* _STUDY MATERIAL_:

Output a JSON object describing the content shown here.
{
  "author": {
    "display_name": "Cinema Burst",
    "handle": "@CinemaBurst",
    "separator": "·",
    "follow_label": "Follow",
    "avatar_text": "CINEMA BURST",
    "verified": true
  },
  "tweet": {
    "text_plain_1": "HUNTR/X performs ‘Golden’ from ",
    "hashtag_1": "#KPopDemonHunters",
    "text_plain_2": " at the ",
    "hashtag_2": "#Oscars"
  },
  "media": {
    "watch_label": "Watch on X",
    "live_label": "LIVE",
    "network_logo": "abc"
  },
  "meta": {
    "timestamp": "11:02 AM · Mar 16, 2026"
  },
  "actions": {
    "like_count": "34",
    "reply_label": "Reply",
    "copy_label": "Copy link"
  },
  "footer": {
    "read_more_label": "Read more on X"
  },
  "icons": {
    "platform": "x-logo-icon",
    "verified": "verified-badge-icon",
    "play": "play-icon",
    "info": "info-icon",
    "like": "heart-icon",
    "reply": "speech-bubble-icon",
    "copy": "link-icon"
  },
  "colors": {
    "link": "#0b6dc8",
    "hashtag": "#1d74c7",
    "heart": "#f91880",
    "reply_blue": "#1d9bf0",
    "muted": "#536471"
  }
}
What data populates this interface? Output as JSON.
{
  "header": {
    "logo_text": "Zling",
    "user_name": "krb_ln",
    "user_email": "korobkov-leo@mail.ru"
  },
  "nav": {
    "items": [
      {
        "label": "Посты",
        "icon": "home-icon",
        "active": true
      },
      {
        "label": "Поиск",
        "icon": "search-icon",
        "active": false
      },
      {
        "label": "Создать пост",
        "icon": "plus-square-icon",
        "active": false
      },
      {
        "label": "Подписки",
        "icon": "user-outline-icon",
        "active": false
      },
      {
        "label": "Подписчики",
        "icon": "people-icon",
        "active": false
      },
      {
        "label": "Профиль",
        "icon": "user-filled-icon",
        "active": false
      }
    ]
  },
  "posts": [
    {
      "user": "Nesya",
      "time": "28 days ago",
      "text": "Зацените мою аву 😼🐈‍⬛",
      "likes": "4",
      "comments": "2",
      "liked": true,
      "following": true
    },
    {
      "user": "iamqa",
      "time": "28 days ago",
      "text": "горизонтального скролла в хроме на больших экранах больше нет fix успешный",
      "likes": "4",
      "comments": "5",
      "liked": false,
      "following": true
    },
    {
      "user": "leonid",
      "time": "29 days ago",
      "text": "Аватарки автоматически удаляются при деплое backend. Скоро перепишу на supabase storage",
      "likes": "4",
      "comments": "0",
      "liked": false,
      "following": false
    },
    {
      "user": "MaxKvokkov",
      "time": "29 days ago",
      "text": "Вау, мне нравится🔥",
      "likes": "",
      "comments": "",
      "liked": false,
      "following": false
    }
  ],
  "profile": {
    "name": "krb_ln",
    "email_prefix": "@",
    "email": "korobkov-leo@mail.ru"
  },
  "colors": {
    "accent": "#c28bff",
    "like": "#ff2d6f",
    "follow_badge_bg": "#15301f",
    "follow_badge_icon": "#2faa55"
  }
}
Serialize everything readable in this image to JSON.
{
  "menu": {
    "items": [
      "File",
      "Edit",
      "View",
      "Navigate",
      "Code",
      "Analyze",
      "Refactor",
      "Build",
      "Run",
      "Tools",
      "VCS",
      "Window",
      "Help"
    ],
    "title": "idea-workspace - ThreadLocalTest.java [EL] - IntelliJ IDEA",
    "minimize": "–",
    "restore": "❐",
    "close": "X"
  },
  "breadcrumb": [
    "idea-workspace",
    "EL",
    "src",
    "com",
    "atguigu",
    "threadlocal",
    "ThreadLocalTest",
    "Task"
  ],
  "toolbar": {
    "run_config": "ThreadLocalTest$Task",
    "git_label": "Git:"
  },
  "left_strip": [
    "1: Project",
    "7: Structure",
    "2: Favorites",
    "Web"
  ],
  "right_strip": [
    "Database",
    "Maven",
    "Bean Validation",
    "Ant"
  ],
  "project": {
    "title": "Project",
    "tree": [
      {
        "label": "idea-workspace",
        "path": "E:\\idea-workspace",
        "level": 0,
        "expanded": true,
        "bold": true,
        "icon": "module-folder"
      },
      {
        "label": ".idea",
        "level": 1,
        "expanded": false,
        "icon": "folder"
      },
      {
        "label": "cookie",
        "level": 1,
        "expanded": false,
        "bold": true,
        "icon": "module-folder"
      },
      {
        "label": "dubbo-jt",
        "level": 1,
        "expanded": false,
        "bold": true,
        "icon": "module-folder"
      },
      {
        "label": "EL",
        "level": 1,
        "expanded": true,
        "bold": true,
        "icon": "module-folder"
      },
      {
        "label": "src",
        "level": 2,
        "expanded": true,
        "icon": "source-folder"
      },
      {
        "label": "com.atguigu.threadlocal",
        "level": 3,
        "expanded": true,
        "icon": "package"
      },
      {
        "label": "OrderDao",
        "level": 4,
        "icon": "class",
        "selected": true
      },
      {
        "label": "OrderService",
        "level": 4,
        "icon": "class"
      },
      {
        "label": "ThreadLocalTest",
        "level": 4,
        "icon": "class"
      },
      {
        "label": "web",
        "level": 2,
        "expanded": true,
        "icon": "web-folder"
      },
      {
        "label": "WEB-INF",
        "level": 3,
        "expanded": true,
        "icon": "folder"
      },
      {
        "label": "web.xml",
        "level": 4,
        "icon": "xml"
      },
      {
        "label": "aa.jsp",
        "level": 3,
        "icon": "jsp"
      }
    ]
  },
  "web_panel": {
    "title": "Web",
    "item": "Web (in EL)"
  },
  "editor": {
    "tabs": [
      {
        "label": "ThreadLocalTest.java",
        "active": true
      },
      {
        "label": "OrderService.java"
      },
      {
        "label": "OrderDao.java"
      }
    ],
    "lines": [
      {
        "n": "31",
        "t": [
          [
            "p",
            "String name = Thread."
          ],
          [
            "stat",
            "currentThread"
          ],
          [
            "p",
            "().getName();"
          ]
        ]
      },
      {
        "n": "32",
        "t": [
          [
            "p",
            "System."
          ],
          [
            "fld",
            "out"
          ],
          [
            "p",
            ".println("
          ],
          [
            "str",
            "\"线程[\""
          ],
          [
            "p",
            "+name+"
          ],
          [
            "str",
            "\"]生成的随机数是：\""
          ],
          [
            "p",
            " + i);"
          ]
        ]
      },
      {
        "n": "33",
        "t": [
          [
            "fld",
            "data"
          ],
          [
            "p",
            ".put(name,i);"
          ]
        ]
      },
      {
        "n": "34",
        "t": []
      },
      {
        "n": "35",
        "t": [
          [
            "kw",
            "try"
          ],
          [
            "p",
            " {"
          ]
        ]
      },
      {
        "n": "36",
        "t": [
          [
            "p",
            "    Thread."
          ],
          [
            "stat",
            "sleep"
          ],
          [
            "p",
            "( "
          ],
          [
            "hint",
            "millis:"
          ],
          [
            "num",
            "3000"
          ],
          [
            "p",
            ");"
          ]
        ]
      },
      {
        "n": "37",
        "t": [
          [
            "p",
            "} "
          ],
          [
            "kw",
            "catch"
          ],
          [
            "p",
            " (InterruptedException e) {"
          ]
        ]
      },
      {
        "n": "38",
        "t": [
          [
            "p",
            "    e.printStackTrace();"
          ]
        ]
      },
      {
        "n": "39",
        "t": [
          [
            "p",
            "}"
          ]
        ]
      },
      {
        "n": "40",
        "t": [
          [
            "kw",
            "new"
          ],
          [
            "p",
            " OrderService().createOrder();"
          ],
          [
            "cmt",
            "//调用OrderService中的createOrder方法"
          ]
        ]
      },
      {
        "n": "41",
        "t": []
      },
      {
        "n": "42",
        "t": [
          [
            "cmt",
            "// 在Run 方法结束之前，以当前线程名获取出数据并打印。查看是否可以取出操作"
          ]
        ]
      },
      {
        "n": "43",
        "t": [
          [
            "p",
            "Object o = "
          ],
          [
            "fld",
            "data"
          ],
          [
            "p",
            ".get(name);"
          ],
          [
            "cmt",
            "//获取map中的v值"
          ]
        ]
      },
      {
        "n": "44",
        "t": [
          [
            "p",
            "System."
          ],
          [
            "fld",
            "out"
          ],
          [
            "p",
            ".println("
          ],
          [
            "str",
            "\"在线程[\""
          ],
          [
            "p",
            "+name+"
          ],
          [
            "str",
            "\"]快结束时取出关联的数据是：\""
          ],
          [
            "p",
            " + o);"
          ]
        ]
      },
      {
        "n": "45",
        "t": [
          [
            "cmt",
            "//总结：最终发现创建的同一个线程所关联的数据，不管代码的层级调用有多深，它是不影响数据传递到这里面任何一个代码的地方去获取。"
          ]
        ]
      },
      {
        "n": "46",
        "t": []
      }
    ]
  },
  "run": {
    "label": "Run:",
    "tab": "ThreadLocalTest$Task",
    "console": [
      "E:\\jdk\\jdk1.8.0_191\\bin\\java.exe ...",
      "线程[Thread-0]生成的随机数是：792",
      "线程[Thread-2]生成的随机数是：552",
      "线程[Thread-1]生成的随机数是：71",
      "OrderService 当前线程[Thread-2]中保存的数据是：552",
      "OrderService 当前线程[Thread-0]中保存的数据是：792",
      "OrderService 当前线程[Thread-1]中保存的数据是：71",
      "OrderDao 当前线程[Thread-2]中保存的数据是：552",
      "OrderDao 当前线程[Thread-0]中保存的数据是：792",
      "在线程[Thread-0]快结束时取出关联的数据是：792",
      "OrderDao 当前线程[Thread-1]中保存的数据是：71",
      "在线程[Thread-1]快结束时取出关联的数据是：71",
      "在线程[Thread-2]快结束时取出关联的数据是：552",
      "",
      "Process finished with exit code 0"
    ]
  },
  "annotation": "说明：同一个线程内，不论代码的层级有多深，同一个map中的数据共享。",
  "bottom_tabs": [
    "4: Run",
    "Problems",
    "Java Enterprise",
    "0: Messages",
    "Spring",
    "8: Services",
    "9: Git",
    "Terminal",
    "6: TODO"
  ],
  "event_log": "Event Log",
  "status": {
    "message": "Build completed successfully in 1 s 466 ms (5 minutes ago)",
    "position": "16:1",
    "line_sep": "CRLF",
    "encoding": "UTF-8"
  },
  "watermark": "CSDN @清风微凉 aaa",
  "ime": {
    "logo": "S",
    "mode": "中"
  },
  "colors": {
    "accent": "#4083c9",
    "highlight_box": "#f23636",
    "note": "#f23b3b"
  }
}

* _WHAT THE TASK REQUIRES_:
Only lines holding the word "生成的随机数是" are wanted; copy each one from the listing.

* _RESPONSE TO THE EXERCISE_:
            "\"]生成的随机数是：\""
      "线程[Thread-0]生成的随机数是：792",
      "线程[Thread-2]生成的随机数是：552",
      "线程[Thread-1]生成的随机数是：71",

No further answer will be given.